TASK OBJECTIVE>
If a line below contains the string "Home", copy it out.

Segment Start: SUPPLIED ENTRIES

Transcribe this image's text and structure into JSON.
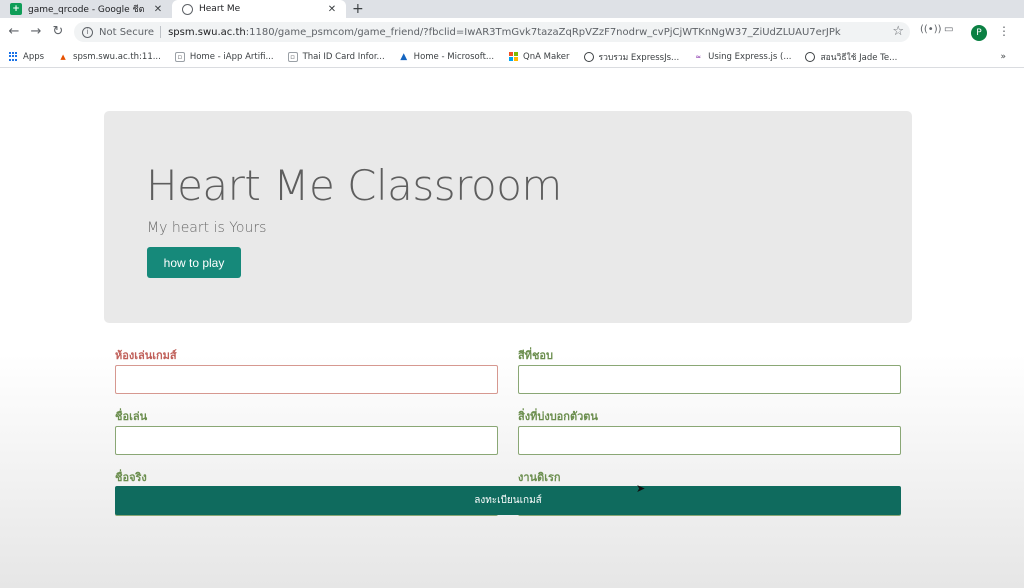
{
  "browser": {
    "tabs": [
      {
        "title": "game_qrcode - Google ชีต",
        "icon": "sheets-icon",
        "active": false
      },
      {
        "title": "Heart Me",
        "icon": "globe-icon",
        "active": true
      }
    ],
    "new_tab": "+",
    "address": {
      "security": "Not Secure",
      "host": "spsm.swu.ac.th",
      "rest": ":1180/game_psmcom/game_friend/?fbclid=IwAR3TmGvk7tazaZqRpVZzF7nodrw_cvPjCjWTKnNgW37_ZiUdZLUAU7erJPk"
    },
    "profile_initial": "P",
    "bookmarks": [
      {
        "label": "Apps",
        "icon": "apps-grid-icon"
      },
      {
        "label": "spsm.swu.ac.th:11...",
        "icon": "university-icon"
      },
      {
        "label": "Home - iApp Artifi...",
        "icon": "iapp-icon"
      },
      {
        "label": "Thai ID Card Infor...",
        "icon": "iapp-icon"
      },
      {
        "label": "Home - Microsoft...",
        "icon": "azure-icon"
      },
      {
        "label": "QnA Maker",
        "icon": "microsoft-icon"
      },
      {
        "label": "รวบรวม ExpressJs...",
        "icon": "globe-icon"
      },
      {
        "label": "Using Express.js (...",
        "icon": "wave-icon"
      },
      {
        "label": "สอนวิธีใช้ Jade Te...",
        "icon": "globe-icon"
      }
    ],
    "more": "»"
  },
  "jumbotron": {
    "title": "Heart Me Classroom",
    "subtitle": "My heart is Yours",
    "button": "how to play"
  },
  "form": {
    "fields": [
      {
        "label": "ห้องเล่นเกมส์",
        "error": true
      },
      {
        "label": "สีที่ชอบ",
        "error": false
      },
      {
        "label": "ชื่อเล่น",
        "error": false
      },
      {
        "label": "สิ่งที่บ่งบอกตัวตน",
        "error": false
      },
      {
        "label": "ชื่อจริง",
        "error": false
      },
      {
        "label": "งานดิเรก",
        "error": false
      }
    ],
    "submit": "ลงทะเบียนเกมส์"
  },
  "colors": {
    "accent": "#16897a",
    "submit": "#0f6b5e",
    "label": "#6b8e4e",
    "error": "#c0605a"
  }
}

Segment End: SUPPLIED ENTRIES

THE ANSWER>
        "label": "Home - iApp Artifi...",
        "label": "Home - Microsoft...",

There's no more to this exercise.